─── AVAILABLE DATA
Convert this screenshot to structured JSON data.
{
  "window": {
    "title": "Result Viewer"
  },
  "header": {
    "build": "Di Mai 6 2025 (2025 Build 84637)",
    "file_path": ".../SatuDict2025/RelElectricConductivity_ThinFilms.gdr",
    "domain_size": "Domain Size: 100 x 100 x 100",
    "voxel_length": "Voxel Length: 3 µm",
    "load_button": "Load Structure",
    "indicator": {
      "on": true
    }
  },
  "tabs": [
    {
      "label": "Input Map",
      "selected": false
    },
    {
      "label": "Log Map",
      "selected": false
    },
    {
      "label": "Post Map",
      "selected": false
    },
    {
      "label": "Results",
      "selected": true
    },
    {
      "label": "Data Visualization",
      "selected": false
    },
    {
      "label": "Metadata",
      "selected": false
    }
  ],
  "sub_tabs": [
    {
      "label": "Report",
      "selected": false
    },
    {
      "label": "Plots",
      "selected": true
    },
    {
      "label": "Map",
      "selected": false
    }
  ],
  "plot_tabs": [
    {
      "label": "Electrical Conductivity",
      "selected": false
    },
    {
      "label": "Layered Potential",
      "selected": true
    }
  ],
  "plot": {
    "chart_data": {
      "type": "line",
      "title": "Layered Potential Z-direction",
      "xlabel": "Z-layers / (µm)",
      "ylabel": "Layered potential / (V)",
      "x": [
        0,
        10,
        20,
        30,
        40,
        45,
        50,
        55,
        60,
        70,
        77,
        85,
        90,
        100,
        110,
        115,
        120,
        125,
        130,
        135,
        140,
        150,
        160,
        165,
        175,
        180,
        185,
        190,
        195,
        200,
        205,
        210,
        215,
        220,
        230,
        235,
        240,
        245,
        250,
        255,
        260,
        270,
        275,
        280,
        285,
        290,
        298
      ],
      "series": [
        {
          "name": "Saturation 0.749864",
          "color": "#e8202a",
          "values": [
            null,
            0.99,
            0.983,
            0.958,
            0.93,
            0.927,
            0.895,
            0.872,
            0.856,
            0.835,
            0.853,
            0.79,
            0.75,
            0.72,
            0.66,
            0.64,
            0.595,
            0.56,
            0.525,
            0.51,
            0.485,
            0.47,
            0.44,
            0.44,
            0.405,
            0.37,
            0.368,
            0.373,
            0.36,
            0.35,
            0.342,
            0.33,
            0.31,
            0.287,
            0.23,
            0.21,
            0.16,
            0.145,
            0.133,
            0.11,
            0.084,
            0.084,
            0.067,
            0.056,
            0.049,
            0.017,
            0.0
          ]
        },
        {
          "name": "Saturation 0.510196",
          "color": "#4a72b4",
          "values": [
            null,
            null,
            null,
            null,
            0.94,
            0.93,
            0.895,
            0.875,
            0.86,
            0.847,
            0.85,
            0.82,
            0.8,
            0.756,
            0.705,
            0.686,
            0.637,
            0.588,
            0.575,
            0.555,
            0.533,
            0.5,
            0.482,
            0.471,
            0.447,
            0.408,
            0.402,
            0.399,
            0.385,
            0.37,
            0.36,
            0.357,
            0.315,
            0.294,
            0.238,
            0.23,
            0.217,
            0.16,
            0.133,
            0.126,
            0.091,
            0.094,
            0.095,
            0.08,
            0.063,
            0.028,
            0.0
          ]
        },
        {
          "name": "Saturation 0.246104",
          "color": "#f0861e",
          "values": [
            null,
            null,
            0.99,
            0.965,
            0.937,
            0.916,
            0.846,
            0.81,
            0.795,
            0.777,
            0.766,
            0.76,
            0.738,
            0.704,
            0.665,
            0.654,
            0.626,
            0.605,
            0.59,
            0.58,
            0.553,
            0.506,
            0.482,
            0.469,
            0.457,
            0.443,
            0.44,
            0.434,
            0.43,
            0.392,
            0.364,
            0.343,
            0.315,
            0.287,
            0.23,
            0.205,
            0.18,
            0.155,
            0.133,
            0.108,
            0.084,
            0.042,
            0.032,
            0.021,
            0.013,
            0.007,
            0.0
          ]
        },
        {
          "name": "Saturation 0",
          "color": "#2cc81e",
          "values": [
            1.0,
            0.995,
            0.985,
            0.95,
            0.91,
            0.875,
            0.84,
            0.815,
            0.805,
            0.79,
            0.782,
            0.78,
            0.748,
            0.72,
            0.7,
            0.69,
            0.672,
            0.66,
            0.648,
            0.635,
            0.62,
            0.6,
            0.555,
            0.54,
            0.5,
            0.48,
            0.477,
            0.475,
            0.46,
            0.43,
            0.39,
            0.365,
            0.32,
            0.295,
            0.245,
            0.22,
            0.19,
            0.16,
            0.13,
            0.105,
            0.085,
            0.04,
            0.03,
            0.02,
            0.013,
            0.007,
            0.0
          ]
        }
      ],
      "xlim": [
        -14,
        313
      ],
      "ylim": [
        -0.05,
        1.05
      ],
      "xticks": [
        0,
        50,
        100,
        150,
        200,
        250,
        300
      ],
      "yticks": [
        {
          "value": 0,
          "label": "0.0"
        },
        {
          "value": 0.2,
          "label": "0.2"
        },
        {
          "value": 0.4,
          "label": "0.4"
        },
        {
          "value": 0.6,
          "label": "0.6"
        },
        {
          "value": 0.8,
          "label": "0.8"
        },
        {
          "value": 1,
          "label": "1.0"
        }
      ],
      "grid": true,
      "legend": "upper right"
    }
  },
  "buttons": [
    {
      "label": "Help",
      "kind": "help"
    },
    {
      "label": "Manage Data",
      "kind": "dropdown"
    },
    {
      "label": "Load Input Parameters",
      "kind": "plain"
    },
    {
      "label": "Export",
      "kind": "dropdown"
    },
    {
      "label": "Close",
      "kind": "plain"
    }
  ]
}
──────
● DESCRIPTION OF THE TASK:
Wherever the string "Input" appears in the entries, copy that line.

● RESULT:
      "label": "Input Map",
      "label": "Load Input Parameters",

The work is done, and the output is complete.